Options Magazine - May 2018

Page 24

RI’s LGBTQ Youth At three o’clock in the afternoon, across the street from two of Providence’s largest public high schools, youth begin to flock excitedly into the large space decorated with dazzling unicorns and vibrant rainbows known to many as Youth Pride Inc. (YPI). Here, most visitors range from child to young adult and are either questioning their sexuality, identifying as LGBTQ+, or living in an impoverished or unstable household. They’ll enjoy one another’s company in the brightly painted common area, indulging in delicious snacks. For the youth who spend time at YPI, reality outside of these walls is likely mentally and emotionally taxing. Many are homeless and/or struggling with their newfound identity as LGBTQ+. YPI provides them a safe place to play, reflect, and feel a sense of belonging among youth experiencing a similar reality. Homeless youth most often suffer from three factors: family conflict, residential instability, and economic problems. Many of those visiting YPI experience homelessness due to family conflict and cynical reactions to the expression of their sexual orientation. “Anything to do with poverty – that’s what brings people in our doors,” says Elana Rosenberg, YPI’s executive director. Rosenberg, seated on the organization’s treasured black leather sectional donated by Cardi’s Furniture, expresses how grateful the organization is for the donations of food, clothing, and books provided by the community. These contributions provide YPI with everything a household would need to care for the people in it.


Options | May 2018

For the tweens, teens, and young adults enjoying the communal space at YPI, this is the daily dose of happiness they have waited all day to experience. However, the moments pass at warp speed, and soon it will be eight o’clock, and the doors will close for the night. Contrary to assumptions,YPI services not just LGBTQ youth, but allies too. The doors are open four days a week to all youth, and YPI provides food, counseling sessions, and even dance classes free of charge. “Sometimes people from outside of our doors are under the illusion that you come to YPI to only talk about LGBT stuff, and the truth is you come here, as the person that you are, bringing all the baggage and all the identities that you have with you,” says Rosenberg. “We know that 90% of the population is an ally or has the potential to be an ally, right?” Rosenberg goes on to share YPI’s belief in the importance of encouraging every individual who walks in to be a better ally, despite how they may fit into society. “That’s how we are able to change the environment outside of our doors.” But what happens at 8 o’clock when the doors close and many teens are forced back onto the street or into unloving households? “These aren’t problems with easy solutions, or we wouldn’t need to exist – we wouldn’t still be here after 25 years,” Rosenberg states.

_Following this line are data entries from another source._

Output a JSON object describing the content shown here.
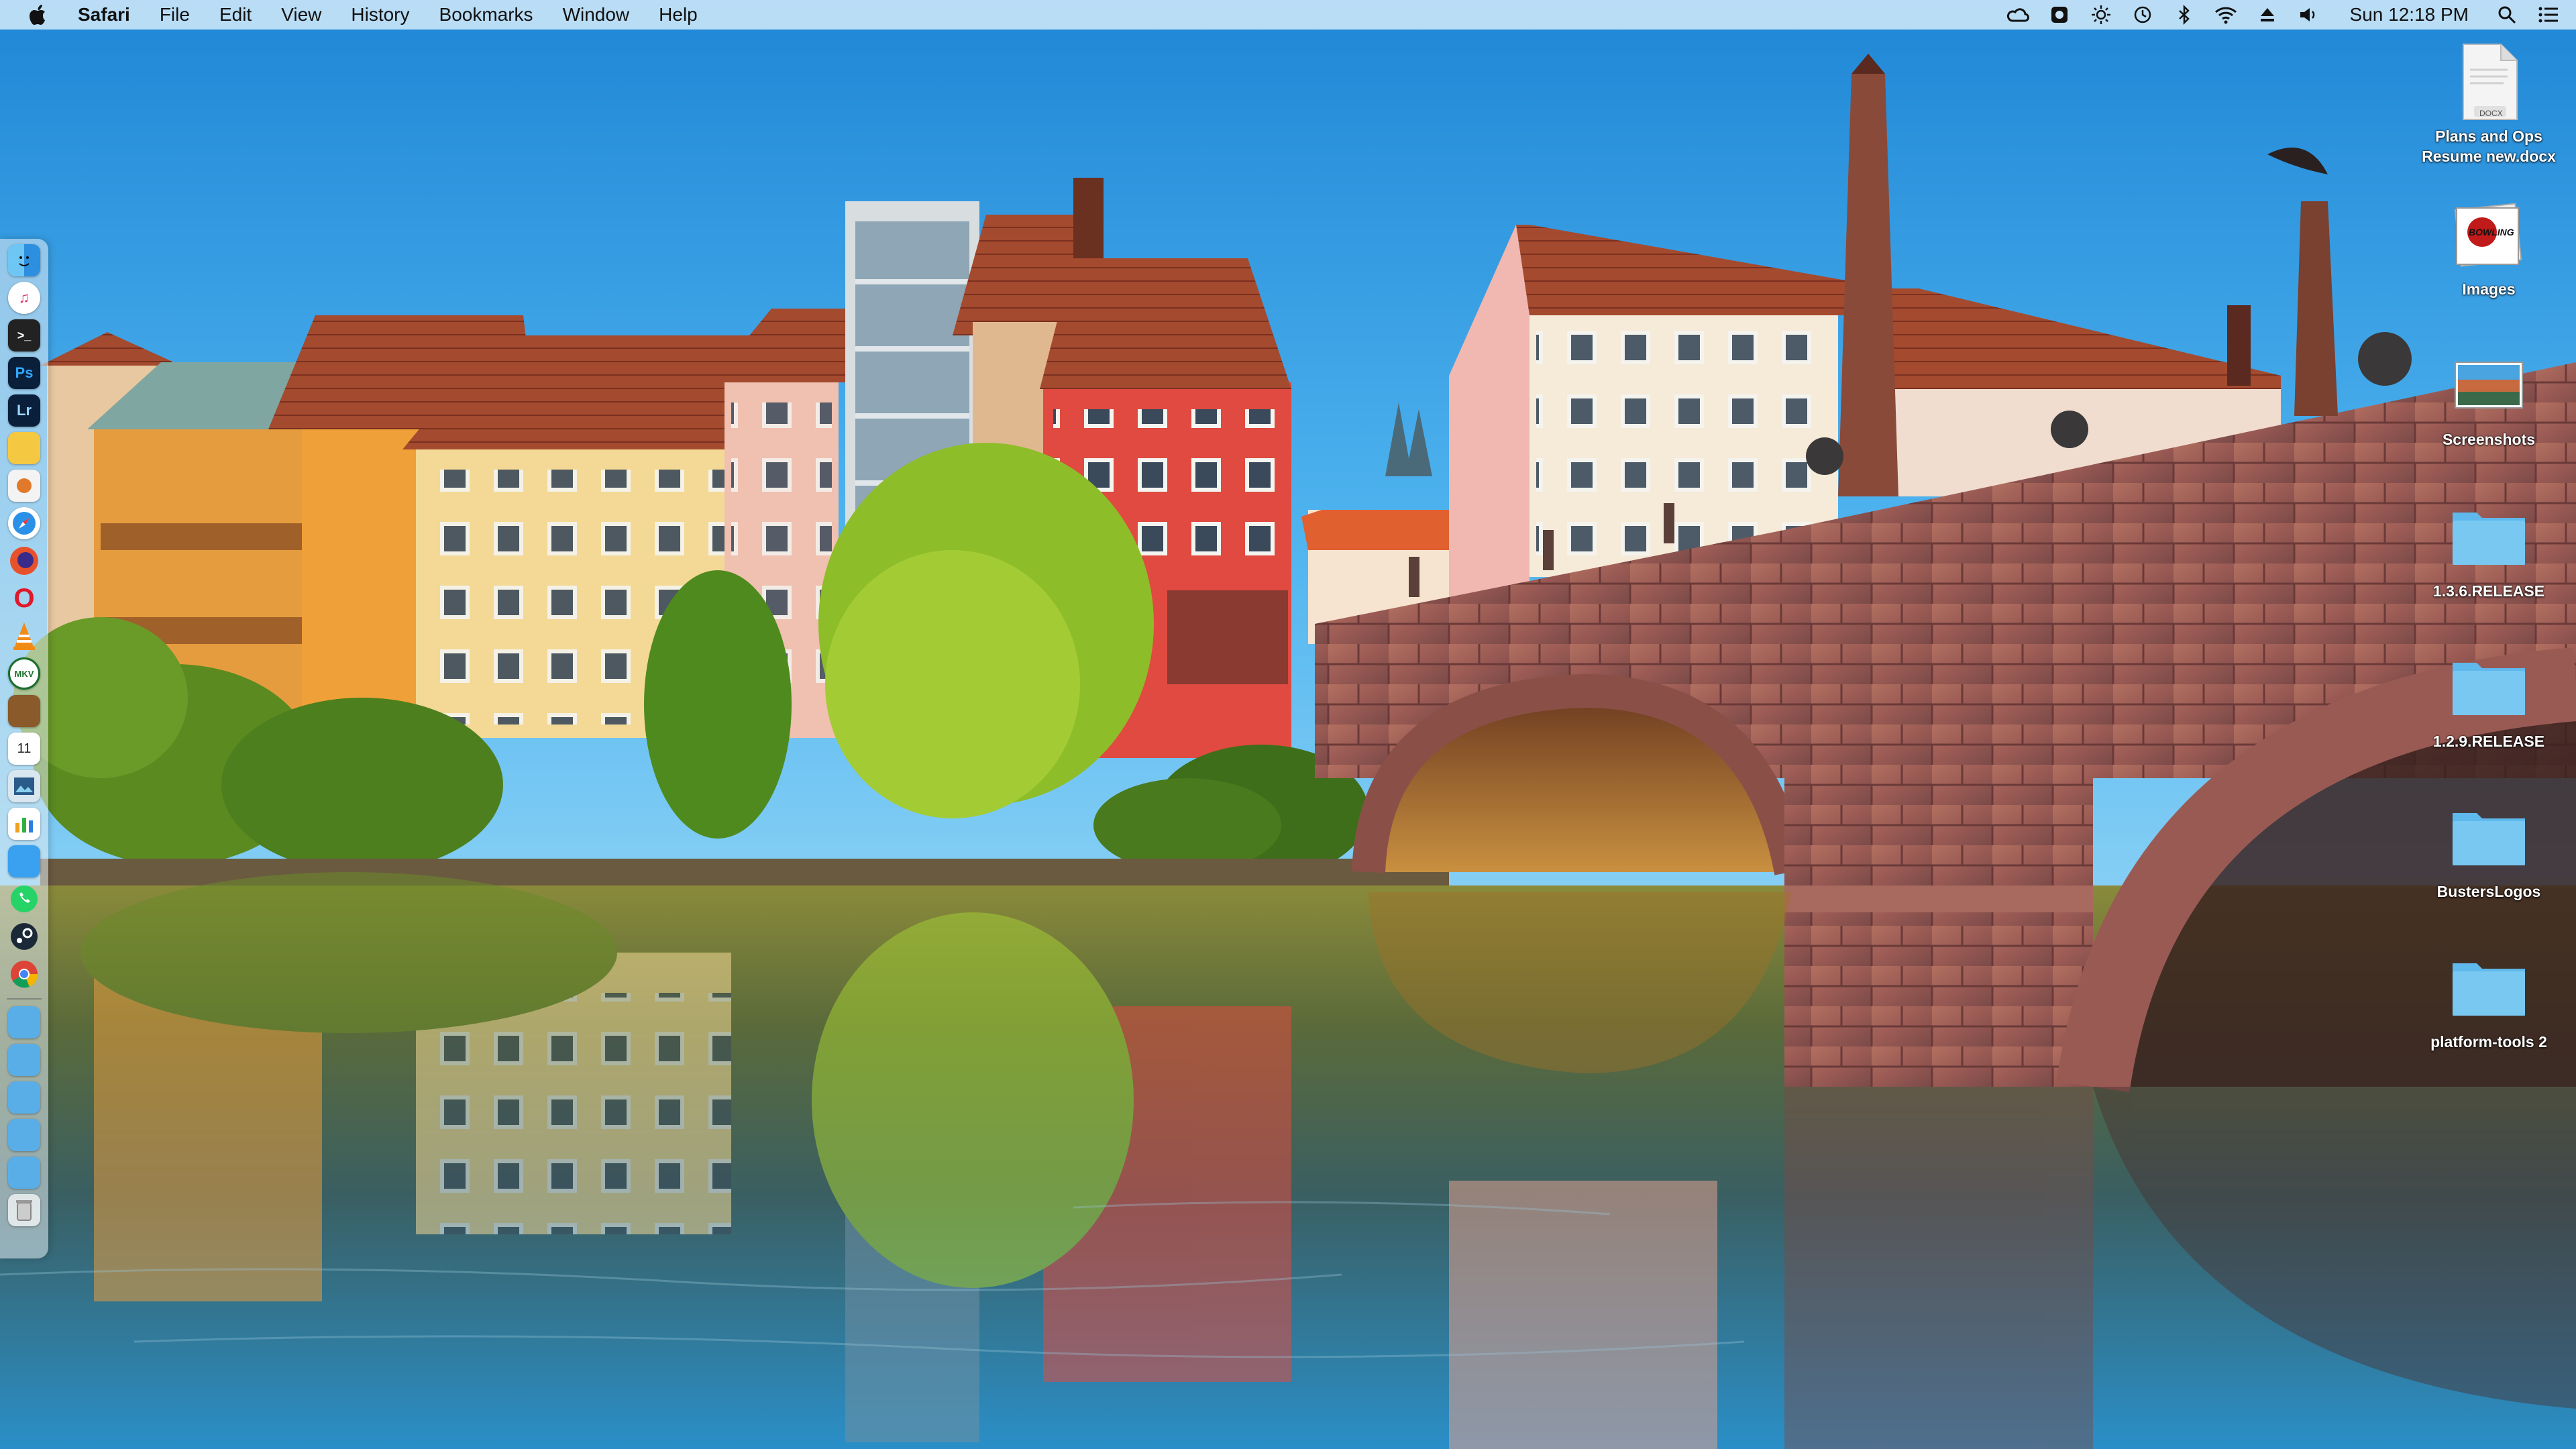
{
  "menubar": {
    "app_name": "Safari",
    "menus": [
      "File",
      "Edit",
      "View",
      "History",
      "Bookmarks",
      "Window",
      "Help"
    ],
    "clock": "Sun 12:18 PM",
    "status_icons": [
      "creative-cloud-icon",
      "app-extension-icon",
      "brightness-icon",
      "time-machine-icon",
      "bluetooth-icon",
      "wifi-icon",
      "eject-icon",
      "volume-icon",
      "spotlight-icon",
      "notification-center-icon"
    ]
  },
  "dock": {
    "apps": [
      {
        "name": "finder-icon",
        "text": ""
      },
      {
        "name": "itunes-icon",
        "text": "♫"
      },
      {
        "name": "terminal-icon",
        "text": ">_"
      },
      {
        "name": "photoshop-icon",
        "text": "Ps"
      },
      {
        "name": "lightroom-icon",
        "text": "Lr"
      },
      {
        "name": "notes-icon",
        "text": ""
      },
      {
        "name": "app-icon",
        "text": ""
      },
      {
        "name": "safari-icon",
        "text": ""
      },
      {
        "name": "firefox-icon",
        "text": ""
      },
      {
        "name": "opera-icon",
        "text": "O"
      },
      {
        "name": "vlc-icon",
        "text": ""
      },
      {
        "name": "mkv-icon",
        "text": "MKV"
      },
      {
        "name": "book-icon",
        "text": ""
      },
      {
        "name": "calendar-icon",
        "text": "11"
      },
      {
        "name": "preview-icon",
        "text": ""
      },
      {
        "name": "numbers-icon",
        "text": ""
      },
      {
        "name": "app-store-icon",
        "text": ""
      },
      {
        "name": "whatsapp-icon",
        "text": ""
      },
      {
        "name": "steam-icon",
        "text": ""
      },
      {
        "name": "chrome-icon",
        "text": ""
      }
    ],
    "stacks": [
      {
        "name": "applications-folder-icon"
      },
      {
        "name": "downloads-folder-icon"
      },
      {
        "name": "documents-folder-icon"
      },
      {
        "name": "desktop-folder-icon"
      },
      {
        "name": "screenshots-folder-icon"
      },
      {
        "name": "trash-icon"
      }
    ]
  },
  "desktop_icons": [
    {
      "label": "Plans and Ops Resume new.docx",
      "type": "docx",
      "badge": "DOCX"
    },
    {
      "label": "Images",
      "type": "image-stack",
      "badge": "BOWLING"
    },
    {
      "label": "Screenshots",
      "type": "screenshot"
    },
    {
      "label": "1.3.6.RELEASE",
      "type": "folder"
    },
    {
      "label": "1.2.9.RELEASE",
      "type": "folder"
    },
    {
      "label": "BustersLogos",
      "type": "folder"
    },
    {
      "label": "platform-tools 2",
      "type": "folder"
    }
  ],
  "colors": {
    "folder": "#5fb9ec",
    "sky_top": "#1f86d6",
    "water": "#3b6e6e"
  }
}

Just upstairs from YPI, Justice Gaines, a coordinator at the Providence Youth Student Movement (PrYSM), leads programs on Queer Justice and Queer Transformative Roots, which support trans people of color. “There’s a lot of

by Kelsey Sanford

queer young folks of color and just queer folks in general that are homeless … because of their parent situations, or folks who couldn’t stay at home, or could only stay with friends for a certain amount of time,” Gaines states. Coming out often means instantaneous instability. “Especially when it comes to being queer and people of color, we need to recognize the support systems that are needed,” Gaines adds. Beyond the safety of YPI and PrYSM’s walls, another organization works to foster understanding toward LGBTQ people and make better allies out of those close to them. PFLAG is nationally recognized and was created to support the “parents and friends of lesbians and gays.” Newcomers to PFLAG Providence’s monthly meetings consist primarily of parents accompanied by teens. Many seek to educate themselves on how to overcome societal barriers experienced when one identifies as transgender or gender non-conforming. Former longtime president and founder of PFLAG/Greater Providence, Myra Shays, believes it is important for the public to know that the organization supports the LGBTQ community as a whole, not just parents and friends. “PFLAG views the rejection of a child by his/her parents as a tragedy. By helping parents understand and accept their gay, lesbian, and transgender children, we are ensuring those children feelings of worth and value.This enables them to go proudly into the community and forge satisfying lives for themselves,” states Shays. Kelsey Sanford is a student at Rhode Island College studying journalism.